Published: 5 July 2006

Abstract

Background

To study the relation between the prescription rates of selected cardiovascular drugs (ACE-inhibitors and Angiotensin receptor blockers, beta-blockers, diuretics, and combinations), sociodemographic factors (age, gender and socioeconomic class) and concomitant diseases (hypertension, coronary heart disease, cerebrovascular accident, heart valve disease, atrial fibrillation, diabetes mellitus and asthma/COPD) among patients with heart failure cared for in general practice.

Methods

Data from the second Dutch National Survey in General Practice, conducted mainly in 2001. In this study the data of 96 practices with a registered patient population of 374.000 were used.

Data included diagnosis made during one year by general practitioners, derived from the electronic medical records, prescriptions for medication and sociodemographic characteristics collected via a postal questionnary (response 76%)

Results

A diagnosis of HF was found with 2771 patients (7.1 in 1000). Their mean age was 77.7 years, 68% was 75 years or older, 55% of the patients were women. Overall prescription rates for RAAS-I, beta-blockers and diuretics were 50%, 32%, 86%, respectively, whereas a combination of these three drugs was prescribed in 18%. Variations in prescription rates were mainly related to age and concomitant diseases.

Conclusion

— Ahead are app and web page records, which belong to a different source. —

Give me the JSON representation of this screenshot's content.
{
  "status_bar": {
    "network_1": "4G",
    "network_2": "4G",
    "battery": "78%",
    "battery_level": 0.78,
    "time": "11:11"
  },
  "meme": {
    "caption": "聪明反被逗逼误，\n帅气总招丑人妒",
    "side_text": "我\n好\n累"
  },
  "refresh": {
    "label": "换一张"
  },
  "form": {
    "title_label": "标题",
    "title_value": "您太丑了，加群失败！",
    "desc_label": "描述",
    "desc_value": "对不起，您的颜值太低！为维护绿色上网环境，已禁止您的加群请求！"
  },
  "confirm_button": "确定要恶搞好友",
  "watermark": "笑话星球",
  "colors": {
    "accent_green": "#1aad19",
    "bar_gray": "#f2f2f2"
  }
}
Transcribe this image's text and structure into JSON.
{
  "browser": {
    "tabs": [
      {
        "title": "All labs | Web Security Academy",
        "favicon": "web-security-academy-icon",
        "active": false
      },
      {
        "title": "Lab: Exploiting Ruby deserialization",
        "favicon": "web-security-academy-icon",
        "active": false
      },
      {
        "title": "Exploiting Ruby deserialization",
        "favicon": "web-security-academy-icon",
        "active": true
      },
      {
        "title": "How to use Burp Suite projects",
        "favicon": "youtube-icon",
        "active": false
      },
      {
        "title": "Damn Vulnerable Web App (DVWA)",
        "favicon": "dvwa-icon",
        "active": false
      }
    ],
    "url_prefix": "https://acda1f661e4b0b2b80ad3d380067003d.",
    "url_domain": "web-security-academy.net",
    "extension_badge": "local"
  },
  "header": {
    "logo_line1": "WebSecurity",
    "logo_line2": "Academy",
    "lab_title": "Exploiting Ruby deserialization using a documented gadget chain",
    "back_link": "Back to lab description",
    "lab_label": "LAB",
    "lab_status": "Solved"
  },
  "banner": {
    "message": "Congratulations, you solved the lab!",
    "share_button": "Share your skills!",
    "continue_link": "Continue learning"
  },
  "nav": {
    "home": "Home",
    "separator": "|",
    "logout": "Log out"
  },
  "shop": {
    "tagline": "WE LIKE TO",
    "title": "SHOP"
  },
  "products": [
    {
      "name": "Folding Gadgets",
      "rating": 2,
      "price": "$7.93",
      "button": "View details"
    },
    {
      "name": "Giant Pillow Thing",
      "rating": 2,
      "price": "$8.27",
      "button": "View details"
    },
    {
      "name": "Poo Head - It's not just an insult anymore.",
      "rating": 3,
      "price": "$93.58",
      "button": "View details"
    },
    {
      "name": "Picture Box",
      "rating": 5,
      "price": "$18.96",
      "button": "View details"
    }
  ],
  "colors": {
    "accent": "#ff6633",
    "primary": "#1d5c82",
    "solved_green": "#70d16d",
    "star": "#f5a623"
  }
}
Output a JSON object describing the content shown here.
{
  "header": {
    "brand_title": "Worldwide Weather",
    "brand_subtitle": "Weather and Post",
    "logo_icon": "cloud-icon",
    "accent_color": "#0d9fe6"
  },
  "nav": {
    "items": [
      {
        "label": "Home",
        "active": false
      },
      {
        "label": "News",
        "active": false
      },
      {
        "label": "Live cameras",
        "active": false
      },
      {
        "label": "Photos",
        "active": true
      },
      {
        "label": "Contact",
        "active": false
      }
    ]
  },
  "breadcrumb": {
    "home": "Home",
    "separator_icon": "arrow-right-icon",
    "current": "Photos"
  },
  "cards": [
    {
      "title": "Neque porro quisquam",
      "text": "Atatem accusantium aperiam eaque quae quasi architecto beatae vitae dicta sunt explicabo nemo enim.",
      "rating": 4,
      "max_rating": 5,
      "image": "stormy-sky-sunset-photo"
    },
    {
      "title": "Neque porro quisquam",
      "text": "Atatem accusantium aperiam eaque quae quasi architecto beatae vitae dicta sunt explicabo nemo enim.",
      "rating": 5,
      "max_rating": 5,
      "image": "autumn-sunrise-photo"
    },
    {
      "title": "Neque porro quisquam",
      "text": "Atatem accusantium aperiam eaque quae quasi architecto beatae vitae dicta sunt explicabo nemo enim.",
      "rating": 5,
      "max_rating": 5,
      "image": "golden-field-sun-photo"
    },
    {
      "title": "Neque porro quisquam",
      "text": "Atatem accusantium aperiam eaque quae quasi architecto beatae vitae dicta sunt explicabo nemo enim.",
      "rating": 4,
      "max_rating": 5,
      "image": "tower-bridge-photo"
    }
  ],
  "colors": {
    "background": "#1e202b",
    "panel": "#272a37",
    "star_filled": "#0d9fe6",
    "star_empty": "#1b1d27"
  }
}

Prescription is not influenced by gender, to a small degree influenced by socioeconomic status and to a large degree by age and concomitant diseases.